[Start of section]

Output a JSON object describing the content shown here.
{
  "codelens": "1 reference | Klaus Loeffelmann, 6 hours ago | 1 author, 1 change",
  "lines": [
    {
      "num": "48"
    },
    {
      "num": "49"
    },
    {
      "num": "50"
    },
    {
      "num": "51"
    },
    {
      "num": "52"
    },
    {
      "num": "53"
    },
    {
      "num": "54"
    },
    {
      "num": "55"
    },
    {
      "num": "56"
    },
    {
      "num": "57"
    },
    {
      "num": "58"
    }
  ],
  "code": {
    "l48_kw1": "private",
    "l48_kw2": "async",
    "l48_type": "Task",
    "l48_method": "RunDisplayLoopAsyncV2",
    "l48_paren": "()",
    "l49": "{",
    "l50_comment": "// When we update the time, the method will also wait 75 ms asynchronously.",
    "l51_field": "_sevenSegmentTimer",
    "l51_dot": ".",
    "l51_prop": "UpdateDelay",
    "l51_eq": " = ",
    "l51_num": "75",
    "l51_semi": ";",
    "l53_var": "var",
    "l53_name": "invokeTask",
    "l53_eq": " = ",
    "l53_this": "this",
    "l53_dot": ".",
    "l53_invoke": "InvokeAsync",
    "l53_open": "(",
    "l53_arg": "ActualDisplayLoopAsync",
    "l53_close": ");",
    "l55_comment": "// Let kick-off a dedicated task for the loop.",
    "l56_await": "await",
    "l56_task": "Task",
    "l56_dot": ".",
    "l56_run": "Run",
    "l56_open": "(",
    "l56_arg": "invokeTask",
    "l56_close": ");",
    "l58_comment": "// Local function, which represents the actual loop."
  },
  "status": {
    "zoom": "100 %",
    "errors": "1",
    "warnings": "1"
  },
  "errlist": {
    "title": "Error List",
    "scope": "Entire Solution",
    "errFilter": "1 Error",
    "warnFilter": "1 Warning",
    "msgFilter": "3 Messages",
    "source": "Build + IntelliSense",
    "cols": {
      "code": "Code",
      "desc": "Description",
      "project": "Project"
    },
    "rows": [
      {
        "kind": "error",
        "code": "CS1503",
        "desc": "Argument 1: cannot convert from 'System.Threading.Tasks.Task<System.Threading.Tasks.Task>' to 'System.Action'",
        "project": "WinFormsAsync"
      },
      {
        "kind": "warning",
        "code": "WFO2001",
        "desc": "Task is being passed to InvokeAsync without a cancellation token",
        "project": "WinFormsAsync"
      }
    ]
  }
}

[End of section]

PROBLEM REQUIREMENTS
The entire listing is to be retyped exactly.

SOLUTION TO THE PROBLEM
Output a JSON object describing the content shown here.
{
  "codelens": "1 reference | Klaus Loeffelmann, 6 hours ago | 1 author, 1 change",
  "lines": [
    {
      "num": "48"
    },
    {
      "num": "49"
    },
    {
      "num": "50"
    },
    {
      "num": "51"
    },
    {
      "num": "52"
    },
    {
      "num": "53"
    },
    {
      "num": "54"
    },
    {
      "num": "55"
    },
    {
      "num": "56"
    },
    {
      "num": "57"
    },
    {
      "num": "58"
    }
  ],
  "code": {
    "l48_kw1": "private",
    "l48_kw2": "async",
    "l48_type": "Task",
    "l48_method": "RunDisplayLoopAsyncV2",
    "l48_paren": "()",
    "l49": "{",
    "l50_comment": "// When we update the time, the method will also wait 75 ms asynchronously.",
    "l51_field": "_sevenSegmentTimer",
    "l51_dot": ".",
    "l51_prop": "UpdateDelay",
    "l51_eq": " = ",
    "l51_num": "75",
    "l51_semi": ";",
    "l53_var": "var",
    "l53_name": "invokeTask",
    "l53_eq": " = ",
    "l53_this": "this",
    "l53_dot": ".",
    "l53_invoke": "InvokeAsync",
    "l53_open": "(",
    "l53_arg": "ActualDisplayLoopAsync",
    "l53_close": ");",
    "l55_comment": "// Let kick-off a dedicated task for the loop.",
    "l56_await": "await",
    "l56_task": "Task",
    "l56_dot": ".",
    "l56_run": "Run",
    "l56_open": "(",
    "l56_arg": "invokeTask",
    "l56_close": ");",
    "l58_comment": "// Local function, which represents the actual loop."
  },
  "status": {
    "zoom": "100 %",
    "errors": "1",
    "warnings": "1"
  },
  "errlist": {
    "title": "Error List",
    "scope": "Entire Solution",
    "errFilter": "1 Error",
    "warnFilter": "1 Warning",
    "msgFilter": "3 Messages",
    "source": "Build + IntelliSense",
    "cols": {
      "code": "Code",
      "desc": "Description",
      "project": "Project"
    },
    "rows": [
      {
        "kind": "error",
        "code": "CS1503",
        "desc": "Argument 1: cannot convert from 'System.Threading.Tasks.Task<System.Threading.Tasks.Task>' to 'System.Action'",
        "project": "WinFormsAsync"
      },
      {
        "kind": "warning",
        "code": "WFO2001",
        "desc": "Task is being passed to InvokeAsync without a cancellation token",
        "project": "WinFormsAsync"
      }
    ]
  }
}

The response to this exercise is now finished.